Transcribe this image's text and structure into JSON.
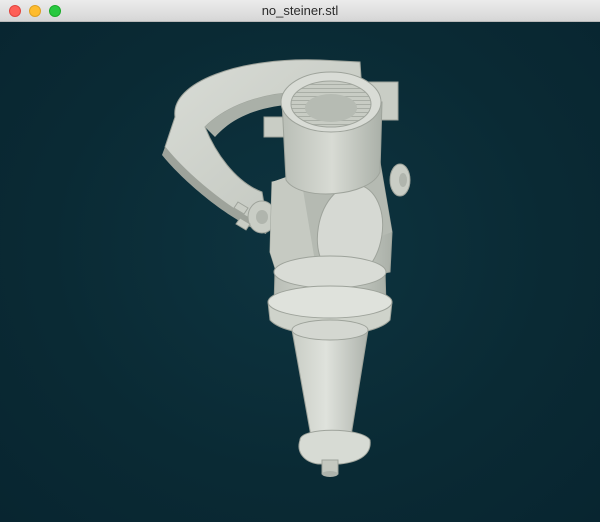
{
  "window": {
    "title": "no_steiner.stl"
  },
  "titlebar": {
    "buttons": [
      {
        "name": "close",
        "color": "#fe5f57"
      },
      {
        "name": "minimize",
        "color": "#febc2e"
      },
      {
        "name": "zoom",
        "color": "#28c840"
      }
    ]
  },
  "viewport": {
    "background_color": "#0c2a33",
    "model_color": "#d7dbd4",
    "model_shadow_color": "#aeb3ac"
  }
}
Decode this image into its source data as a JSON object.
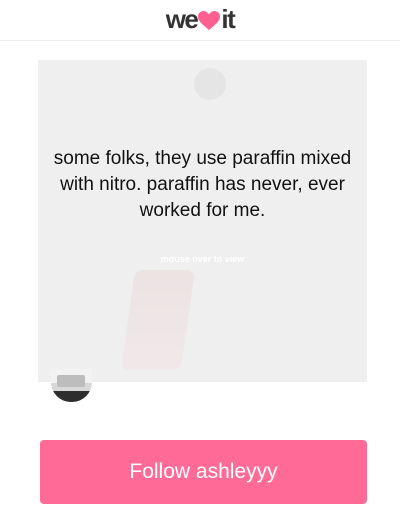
{
  "header": {
    "logo_left": "we",
    "logo_right": "it",
    "brand_color": "#ff5f91"
  },
  "card": {
    "quote": "some folks, they use paraffin mixed with nitro. paraffin has never, ever worked for me.",
    "hint": "mouse over to view"
  },
  "follow_button": {
    "label": "Follow ashleyyy",
    "color": "#ff6a97"
  },
  "icons": {
    "logo_heart": "heart-icon"
  }
}
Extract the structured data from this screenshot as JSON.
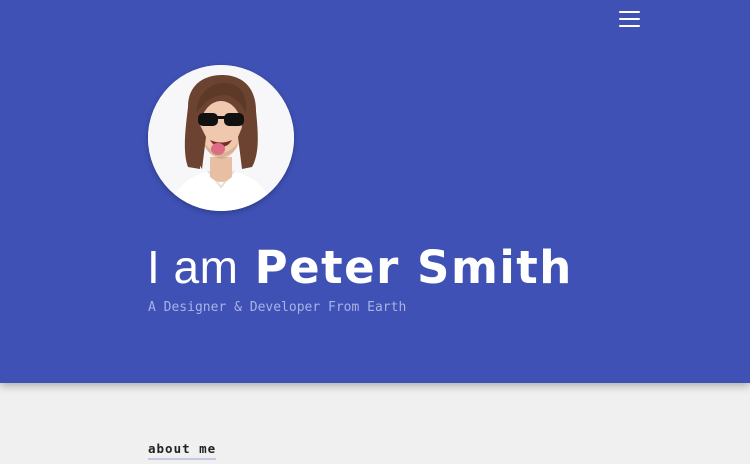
{
  "hero": {
    "greeting": "I am",
    "name": "Peter Smith",
    "tagline": "A Designer & Developer From Earth",
    "background_color": "#3f51b5",
    "avatar_icon": "avatar"
  },
  "nav": {
    "menu_icon": "hamburger-menu-icon"
  },
  "about": {
    "title": "about me"
  }
}
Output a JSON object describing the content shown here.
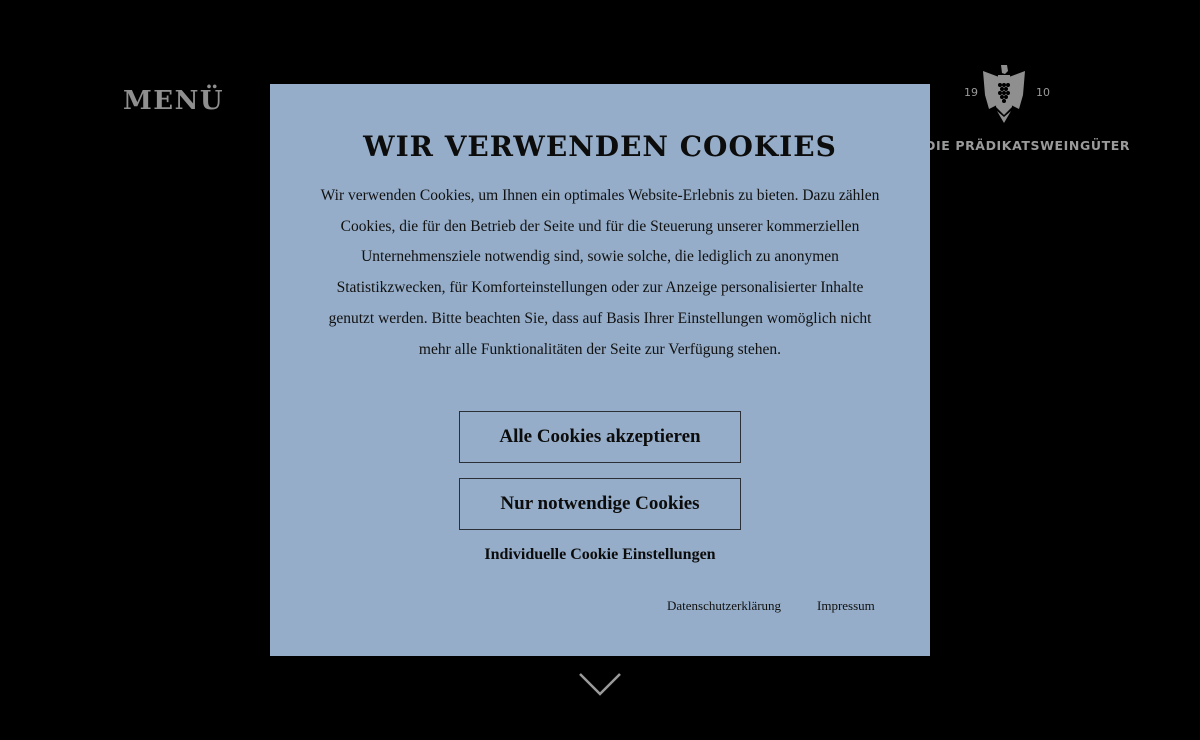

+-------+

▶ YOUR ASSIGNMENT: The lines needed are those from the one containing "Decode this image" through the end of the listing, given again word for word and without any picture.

▶ OUTPUT BELOW:
Decode this image into its source data as a JSON object.
{
  "header": {
    "logo_left": "we",
    "logo_right": "it",
    "brand_color": "#ff5f91"
  },
  "card": {
    "quote": "some folks, they use paraffin mixed with nitro. paraffin has never, ever worked for me.",
    "hint": "mouse over to view"
  },
  "follow_button": {
    "label": "Follow ashleyyy",
    "color": "#ff6a97"
  },
  "icons": {
    "logo_heart": "heart-icon"
  }
}
Extract the structured data from this screenshot as JSON.
{
  "hero": {
    "greeting": "I am",
    "name": "Peter Smith",
    "tagline": "A Designer & Developer From Earth",
    "background_color": "#3f51b5",
    "avatar_icon": "avatar"
  },
  "nav": {
    "menu_icon": "hamburger-menu-icon"
  },
  "about": {
    "title": "about me"
  }
}
Output a JSON object describing the content shown here.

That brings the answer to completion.